The third point I have is that they’ll piss people off…Period. Many people don’t want to have religion brought into their Linux. I know that when the announcement(s) for CE hit digg  , there was an outpouring of ridicule and support…just look at the comments. That’s the type of response one would figure after something like this. Of course, when you put yourself out there, you welcome both criticism against and support for your idea. Hopefully, the developer realizes that my ideas here are just that, my ideas. Although, I strongly feel my points made here are valid and should be considered. What would happen if the developer decided to implement my suggestions? Let’s examine it shall we?
If the developer made meta-packages or a script for CE, the response would be favorable. Why? Because you could install Ubuntu, then sudo apt-get install ubuntu-christian, then restart X and you’d be set. See, the idea is to rely on Ubuntu’s already inherent great and solid desktop and not worry about anything but making quality packages available for download…much less responsibility for the developer and much less preparation time. Plus, you save bandwidth because you don’t have to provide an iso to download. Can you still sell memorabilia (which seems to be one of the main ideas of CE…there are more links to ads and storefronts on their front page than there is to Linux) and buy magnets and coffee cups? You bet! So things are still fantastic and we’ve eliminated work and prep time for the developer by following point number one. You also eliminate point number 3 because then, there’s a choice that’s given back to the user…they don’t have someone deciding for them on anything and that empowers a user and eliminates feelings of animosity. Will it completely eliminate all bad feelings? Most likely not…but there’d be a lot fewer people lashing out at things IMHO.

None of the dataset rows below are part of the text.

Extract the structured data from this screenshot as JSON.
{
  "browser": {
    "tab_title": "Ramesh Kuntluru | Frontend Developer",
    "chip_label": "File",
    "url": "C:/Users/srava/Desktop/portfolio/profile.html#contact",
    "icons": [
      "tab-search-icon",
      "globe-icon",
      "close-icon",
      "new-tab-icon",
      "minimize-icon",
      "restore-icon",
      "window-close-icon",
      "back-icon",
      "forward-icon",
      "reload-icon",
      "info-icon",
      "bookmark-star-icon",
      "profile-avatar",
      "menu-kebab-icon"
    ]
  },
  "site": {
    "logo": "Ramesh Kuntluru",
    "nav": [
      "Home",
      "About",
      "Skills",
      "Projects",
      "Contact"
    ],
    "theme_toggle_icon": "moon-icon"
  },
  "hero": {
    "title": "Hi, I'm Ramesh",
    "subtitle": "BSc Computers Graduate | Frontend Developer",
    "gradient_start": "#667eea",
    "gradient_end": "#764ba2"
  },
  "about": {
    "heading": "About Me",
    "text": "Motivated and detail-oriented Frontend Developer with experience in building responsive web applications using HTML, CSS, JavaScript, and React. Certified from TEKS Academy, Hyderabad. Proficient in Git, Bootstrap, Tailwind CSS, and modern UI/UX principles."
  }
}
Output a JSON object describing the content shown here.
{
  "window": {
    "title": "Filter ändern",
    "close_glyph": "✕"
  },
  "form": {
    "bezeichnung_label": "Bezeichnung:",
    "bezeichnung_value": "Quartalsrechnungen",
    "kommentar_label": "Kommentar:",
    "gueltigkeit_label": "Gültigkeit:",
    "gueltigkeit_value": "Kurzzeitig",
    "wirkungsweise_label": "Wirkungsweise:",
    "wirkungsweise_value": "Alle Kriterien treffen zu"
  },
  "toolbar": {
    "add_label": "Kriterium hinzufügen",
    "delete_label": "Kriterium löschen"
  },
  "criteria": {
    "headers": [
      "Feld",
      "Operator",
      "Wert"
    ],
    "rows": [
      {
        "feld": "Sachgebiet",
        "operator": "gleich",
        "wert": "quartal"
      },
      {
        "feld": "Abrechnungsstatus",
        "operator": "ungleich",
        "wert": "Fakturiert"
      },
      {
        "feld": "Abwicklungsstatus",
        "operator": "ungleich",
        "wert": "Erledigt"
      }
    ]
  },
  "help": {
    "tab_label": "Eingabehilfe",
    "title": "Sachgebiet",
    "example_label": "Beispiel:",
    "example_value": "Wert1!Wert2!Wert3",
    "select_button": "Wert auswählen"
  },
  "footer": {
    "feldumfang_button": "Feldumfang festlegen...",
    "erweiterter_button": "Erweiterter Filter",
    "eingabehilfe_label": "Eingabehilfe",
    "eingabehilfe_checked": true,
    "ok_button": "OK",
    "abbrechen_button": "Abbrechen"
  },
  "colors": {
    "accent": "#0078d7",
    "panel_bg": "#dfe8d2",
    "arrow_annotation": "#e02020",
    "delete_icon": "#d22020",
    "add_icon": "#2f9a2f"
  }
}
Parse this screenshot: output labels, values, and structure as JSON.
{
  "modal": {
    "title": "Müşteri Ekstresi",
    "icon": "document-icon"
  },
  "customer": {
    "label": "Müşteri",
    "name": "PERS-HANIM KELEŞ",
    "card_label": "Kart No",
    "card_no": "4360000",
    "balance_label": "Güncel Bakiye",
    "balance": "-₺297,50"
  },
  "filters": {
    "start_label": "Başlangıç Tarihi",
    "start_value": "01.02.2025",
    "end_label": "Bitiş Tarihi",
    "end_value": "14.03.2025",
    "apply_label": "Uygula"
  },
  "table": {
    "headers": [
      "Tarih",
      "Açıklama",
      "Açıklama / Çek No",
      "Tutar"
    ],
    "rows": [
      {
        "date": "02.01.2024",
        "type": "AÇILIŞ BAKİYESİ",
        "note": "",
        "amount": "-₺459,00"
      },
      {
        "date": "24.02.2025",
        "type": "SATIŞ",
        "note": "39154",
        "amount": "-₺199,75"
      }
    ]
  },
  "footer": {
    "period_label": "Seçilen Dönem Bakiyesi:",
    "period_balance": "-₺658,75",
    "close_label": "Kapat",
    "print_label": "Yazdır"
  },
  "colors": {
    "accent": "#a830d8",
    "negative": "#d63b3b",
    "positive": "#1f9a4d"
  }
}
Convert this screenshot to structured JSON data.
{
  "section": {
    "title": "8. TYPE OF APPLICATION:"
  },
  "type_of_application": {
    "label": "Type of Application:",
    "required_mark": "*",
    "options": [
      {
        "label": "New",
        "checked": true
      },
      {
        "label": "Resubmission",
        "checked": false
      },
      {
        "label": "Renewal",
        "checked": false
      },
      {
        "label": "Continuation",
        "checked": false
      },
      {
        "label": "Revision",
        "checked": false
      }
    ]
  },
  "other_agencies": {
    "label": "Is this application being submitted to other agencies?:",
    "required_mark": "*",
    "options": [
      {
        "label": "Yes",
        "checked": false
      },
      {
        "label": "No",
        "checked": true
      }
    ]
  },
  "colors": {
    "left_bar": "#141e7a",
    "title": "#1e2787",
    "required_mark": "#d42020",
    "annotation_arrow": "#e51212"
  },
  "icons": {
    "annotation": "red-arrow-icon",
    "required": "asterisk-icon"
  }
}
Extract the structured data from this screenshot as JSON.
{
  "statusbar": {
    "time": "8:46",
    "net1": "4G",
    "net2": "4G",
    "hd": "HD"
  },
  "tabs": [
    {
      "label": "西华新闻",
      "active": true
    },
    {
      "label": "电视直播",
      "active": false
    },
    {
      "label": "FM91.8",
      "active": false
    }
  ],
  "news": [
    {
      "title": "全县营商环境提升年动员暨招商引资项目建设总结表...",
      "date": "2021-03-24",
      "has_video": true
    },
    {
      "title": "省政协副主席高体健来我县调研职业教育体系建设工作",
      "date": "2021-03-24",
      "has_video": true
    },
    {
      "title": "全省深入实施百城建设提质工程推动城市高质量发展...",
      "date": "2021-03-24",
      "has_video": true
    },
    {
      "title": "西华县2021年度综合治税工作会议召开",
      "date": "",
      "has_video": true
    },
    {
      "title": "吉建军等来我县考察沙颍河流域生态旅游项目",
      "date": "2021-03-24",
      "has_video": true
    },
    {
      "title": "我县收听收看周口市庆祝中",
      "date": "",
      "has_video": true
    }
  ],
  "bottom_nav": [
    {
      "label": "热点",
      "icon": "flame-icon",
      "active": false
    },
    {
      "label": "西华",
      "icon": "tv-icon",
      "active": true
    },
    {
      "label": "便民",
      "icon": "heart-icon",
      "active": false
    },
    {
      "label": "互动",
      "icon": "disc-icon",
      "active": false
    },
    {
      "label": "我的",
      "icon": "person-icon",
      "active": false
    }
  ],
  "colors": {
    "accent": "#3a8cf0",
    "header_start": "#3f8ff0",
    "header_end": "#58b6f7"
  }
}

Closing this post up, I’d just like to say that I in no way, shape, or form think that Christians NOR Athiests for that matter, nor Zoroastrians, nor Ebonites, nor Jews, Muslims, or Mormons are wrong, right, bad, good, or anything for that matter. I purposely choose to NOT have an opinion when it comes to religion. I post today because I see inefficiency and double work that’s not needed. I also see that despite good intentions of the developer, this idea of a CE of Ubuntu can possibly be water in the cracks of the rock mass that is Ubuntu. Instead of dividing, we should be merging. Instead of duplicating efforts, we should be collaborating efforts. Instead of trying to distinguish ourselves, we should be humbling. Maybe I’m way off base here…but it is my blog and my opinion…so take it for what it’s worth…about 5 cents per click of bandwidth…and that’s a high estimate.
This content is published under the Attribution-Noncommercial-Share Alike 3.0 Unported license.